Australia’s gambling problem has come to light following a confronting ABC documentary this week.
Cultural anthropologist Dr Natasha Dow Schull likens gambling addiction to drug addiction, and said that people find it hard to differentiate between the two.
“Slot machines have been called the crack-cocaine of gambling, electronic morpheine,” she said on the program.
“Some people have a hard time grasping that a machine could be addictive. They associate addiction with substances that are inhaled or put into the body.”
The documentary follows research conducted by Financial Counselling Australia (FCA), which released a report in August titled Dud’s, Mugs and the A-List.
Lauren Levin, a financial counsellor at FCA, helped compile the report, which is solely aimed at gamblers who have complications as a result of problem gambling.
Mrs Levin told The Newsroom the report describes financial issues arising from betting on sports.
“Financial Counselling Australia is the national peak body for financial counsellors, and consult people with debt problems who can not pay their bills,” Mrs Levin said.
The counsellor claimed males were the biggest offenders, with young men aged 20-25 losing money mainly from online gambling applications.
“Younger men are losing really large sums of money through a short period of time due to online sports betting and gambling,” said Mrs Levin.
Mary Zerafa, 54, is a part-time florist and gambles at the Liverpool Catholic Club in Prestons almost daily, sometimes gambling up to $3000 a day that she claims helps assist with personal issues.
“I lose a lot more than I win, but it’s a good getaway from personal responsibilities and issues,” she told The Newsroom.
She also said she could understand why the machines are so appealing, and claims they lure people in with the possibility of jackpots and the illusion of winning.
“The bells and whistles, as well as the bright lights, draw you in to gamble,” she said.
“The illusion of winning is too strong sometimes.”
An ex-gambling addict Jarod Johnson, 30, eventually recovered from a financial catastrophe, but told The Newsroom that gambling significantly affected his life, from losing family members to his girlfriend, who abandoned him after several years of abuse.
“I broke up with my girlfriend of three years, and after I was rehabilitated I found out that she got married,” he said.
“It has ruined my life.

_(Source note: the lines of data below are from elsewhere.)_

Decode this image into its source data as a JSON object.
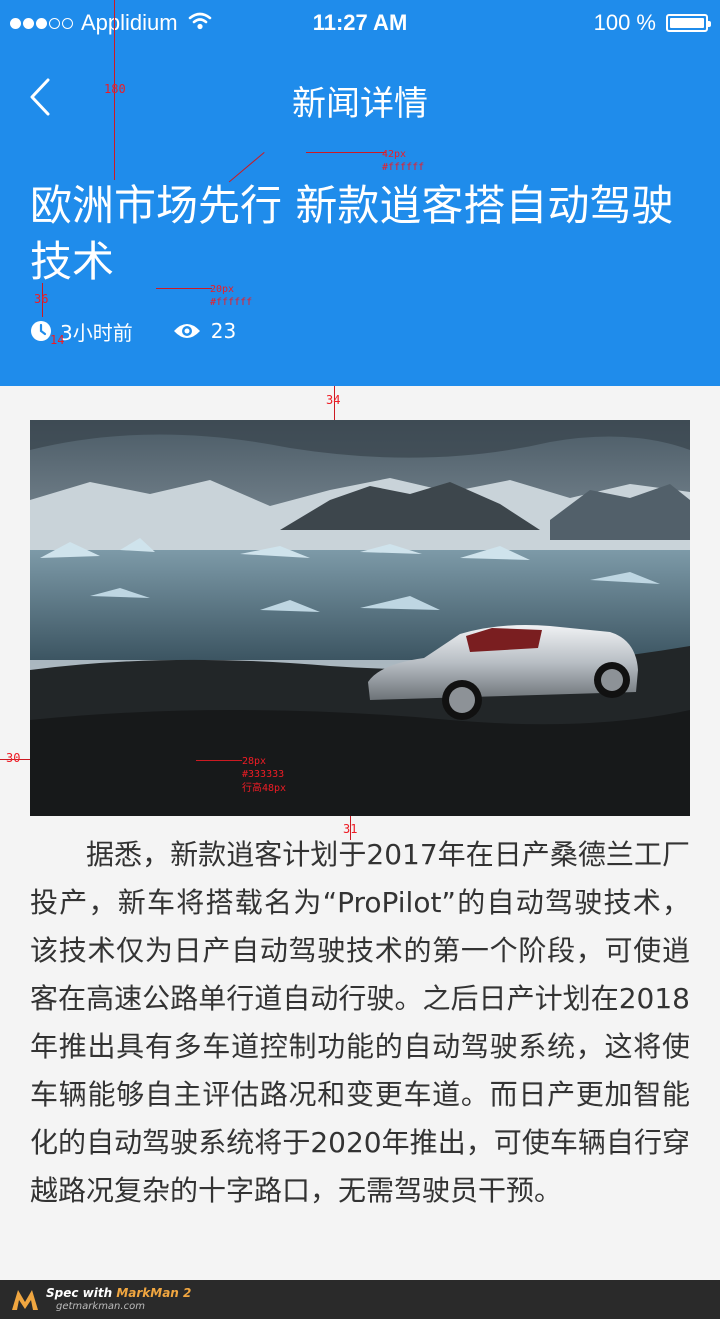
{
  "status_bar": {
    "carrier": "Applidium",
    "time": "11:27 AM",
    "battery": "100 %",
    "signal_bars_filled": 3,
    "signal_bars_total": 5
  },
  "nav": {
    "title": "新闻详情",
    "back_icon": "chevron-left-icon"
  },
  "article": {
    "headline": "欧洲市场先行 新款逍客搭自动驾驶技术",
    "time_ago": "3小时前",
    "views": "23",
    "body": "据悉，新款逍客计划于2017年在日产桑德兰工厂投产，新车将搭载名为“ProPilot”的自动驾驶技术，该技术仅为日产自动驾驶技术的第一个阶段，可使逍客在高速公路单行道自动行驶。之后日产计划在2018年推出具有多车道控制功能的自动驾驶系统，这将使车辆能够自主评估路况和变更车道。而日产更加智能化的自动驾驶系统将于2020年推出，可使车辆自行穿越路况复杂的十字路口，无需驾驶员干预。"
  },
  "colors": {
    "header_bg": "#1f8ceb",
    "page_bg": "#f4f4f4",
    "headline": "#ffffff",
    "body_text": "#333333",
    "annotation": "#ee1c25"
  },
  "annotations": {
    "header_height": "180",
    "headline_size": "42px",
    "headline_color": "#ffffff",
    "meta_gap": "36",
    "meta_size": "20px",
    "meta_color": "#ffffff",
    "icon_size": "14",
    "image_gap": "34",
    "side_margin": "30",
    "body_size": "28px",
    "body_color": "#333333",
    "body_line_height": "行高48px",
    "body_gap": "31"
  },
  "footer": {
    "prefix": "Spec with ",
    "brand": "MarkMan 2",
    "url": "getmarkman.com"
  }
}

I used to borrow money from people I knew to pay my debts, and my mother and I used to argue because I borrowed money from her account without getting her permission.”
Financial Counselling Australia has also helped launch a gambling support program aimed at those who endure many hardships as a result of problem gambling, such as an unwillingness to discuss expenses, domestic violence, and mental health issues. – Soheir Adas
Top photo of pokie machines from Amiga-Commodore’s Flickr photostream.